Benefits to spouses:If one spouse with bad credit is an authorized user on the other spouse’s card, he or she can improve their credit score over time, allowing the pair to get more favorable rates and approvals for big-ticket purchases down the road, such as a car or home.
Although being an authorized is a great thing and comes with many benefits, FICO® 8 has changed up the scoring rules. While these won’t affect the vast majority of authorized users, it can still impact some.
What’s changed with FICO® 8
While the FICO® Score 8’s foundation is parallel to previous versions of this scoring model, there are several unique features that make FICO® Score 8 a more accurate score.
The basic factors for computation haven’t changed under this version. These include payment history, level of debt, length of credit card history, types of accounts and pursuit of new credit.
However, these are the areas impacted:
- Authorized user accounts.
- Credit utilization.
- Collection accounts.
- Late payments.
First, let’s address the impacts to authorized users.
Changes that affect authorized user accounts
When calculating credit scores, all FICO® Score versions take into account authorized users.
Being an authorized user holds many benefits when you piggyback off the credit of a spouse or close family member. But FICO® 8 recognizes that some consumers abuse these benefits by engaging in something called tradeline renting. Tradeline renting is a practice where someone becomes an authorized user on a stranger’s credit card to boost their own score and deceive lenders into believing they’re a lower credit risk than they truly are. This is considered a dishonest practice, and FICO® 8 recognizes and accounts for it in its scoring model by reducing the benefits authorized users get for tradeline renting. This is done to protect honest consumers and also lenders who consumers could be misrepresented to by a falsely higher score.
Unless consumers are engaged in tradeline renting practices, they can continue to reap the benefits of their status and shouldn’t be negatively impacted by the authorized user changes to FICO® 8. In other words, consumers should be safe from impact as long as they are tied as an authorized user to an account that belongs to an immediate family member, such as a spouse, grandparent, parent or sibling.
Here’s a brief description of the other three changes impacted by the FICO® 8 scoring model.

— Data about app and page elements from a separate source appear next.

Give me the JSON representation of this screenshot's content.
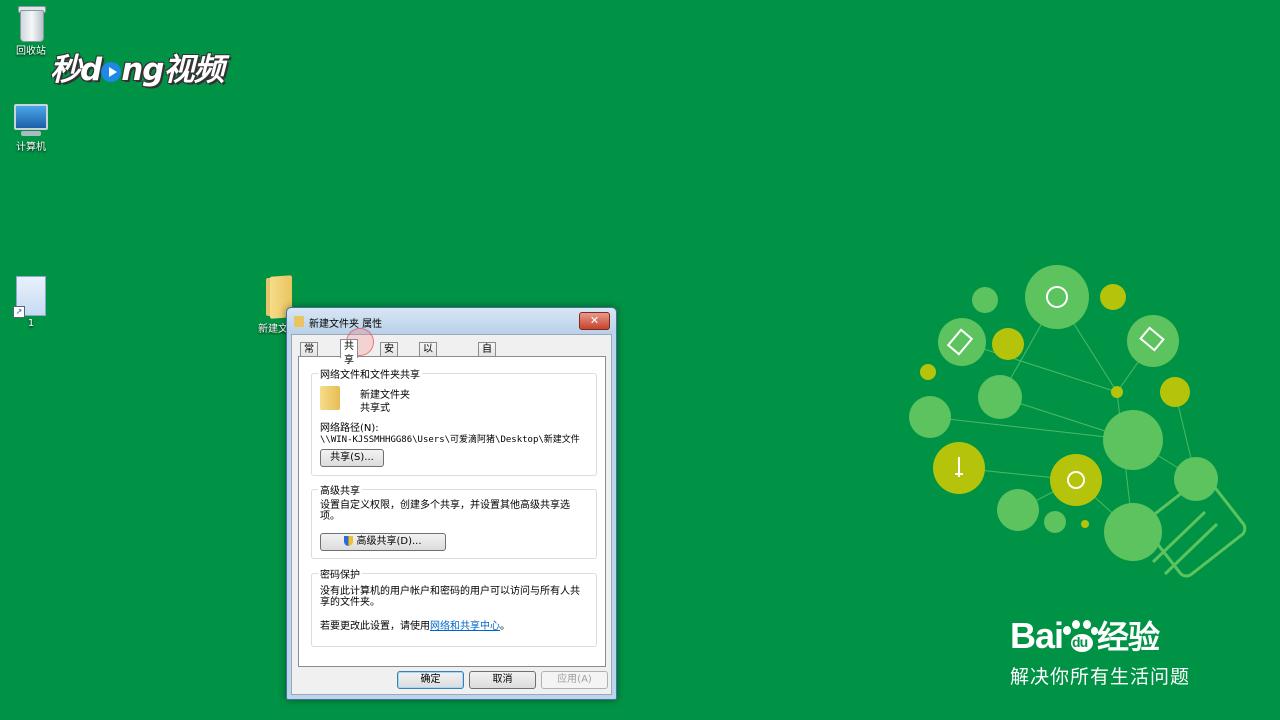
{
  "desktop": {
    "icons": [
      {
        "label": "回收站"
      },
      {
        "label": "计算机"
      },
      {
        "label": "1"
      },
      {
        "label": "新建文"
      }
    ],
    "brand": {
      "text_a": "秒d",
      "text_b": "ng视频"
    },
    "watermark": {
      "brand_a": "Bai",
      "brand_b": "du",
      "brand_c": "经验",
      "tagline": "解决你所有生活问题"
    }
  },
  "dialog": {
    "title": "新建文件夹 属性",
    "close": "✕",
    "tabs": [
      "常规",
      "共享",
      "安全",
      "以前的版本",
      "自定义"
    ],
    "active_tab": "共享",
    "network_sharing": {
      "legend": "网络文件和文件夹共享",
      "folder_name": "新建文件夹",
      "status": "共享式",
      "path_label": "网络路径(N):",
      "path_value": "\\\\WIN-KJSSMHHGG86\\Users\\可爱滴阿猪\\Desktop\\新建文件",
      "share_button": "共享(S)..."
    },
    "advanced": {
      "legend": "高级共享",
      "description": "设置自定义权限，创建多个共享，并设置其他高级共享选项。",
      "button": "高级共享(D)..."
    },
    "password": {
      "legend": "密码保护",
      "description": "没有此计算机的用户帐户和密码的用户可以访问与所有人共享的文件夹。",
      "change_prefix": "若要更改此设置，请使用",
      "change_link": "网络和共享中心",
      "change_suffix": "。"
    },
    "buttons": {
      "ok": "确定",
      "cancel": "取消",
      "apply": "应用(A)"
    }
  },
  "colors": {
    "desktop": "#009345",
    "bulb_light": "#5cc35e",
    "bulb_yellow": "#b5c40a"
  }
}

The credit use ratio measures the level of debt relative to the credit limits available to cardholders. All versions of FICO® consider high credit card usage to mean a consumer is a higher risk to lenders, but with FICO® 8, there’s heightened sensitivity to credit cards that are used a lot. For example, a credit card used more closely to its maximum credit limit can affect scores more than they’ve been impacted in the past. That means that a lower card balance can help improve credit scores under the new model.

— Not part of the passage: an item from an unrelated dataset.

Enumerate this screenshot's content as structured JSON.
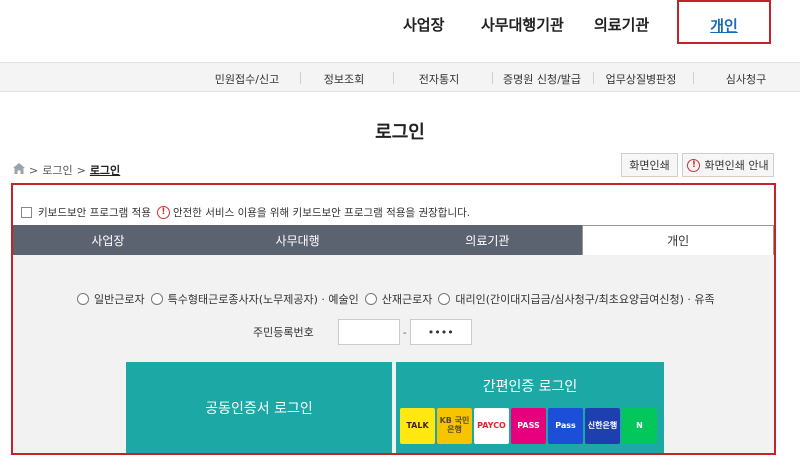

In FICO® 8, trivial small-dollar collection accounts having an original balance less than $100 are ignored. This can save a lot of hassle for the peskier, smaller balances people may sometimes overlook or forget about until they pop up on a credit report.
FICO® 8 is more forgiving than its previous scoring models. For instance, if a consumer is one month late on a payment, other scoring models might penalize you with loss of points, but FICO® 8 will forgive you if the incident appears to be a one-off occurrence outside the norm of your regular payment history.
However, the reverse is also true. Consumers who are regularly late can see a deeper dip with their FICO® score under the new model.
Remember, even under FICO® 8, the underlying elements that impact all versions of FICO® Score still remain unchanged:
- On-time bill payments.
- Low credit card balances.
- New credit accounts opened only when and as needed.
As long as the account owner is responsible with these components, they’ll be able to maintain their FICO® score and continue to positively impact authorized users’ score in the process, too.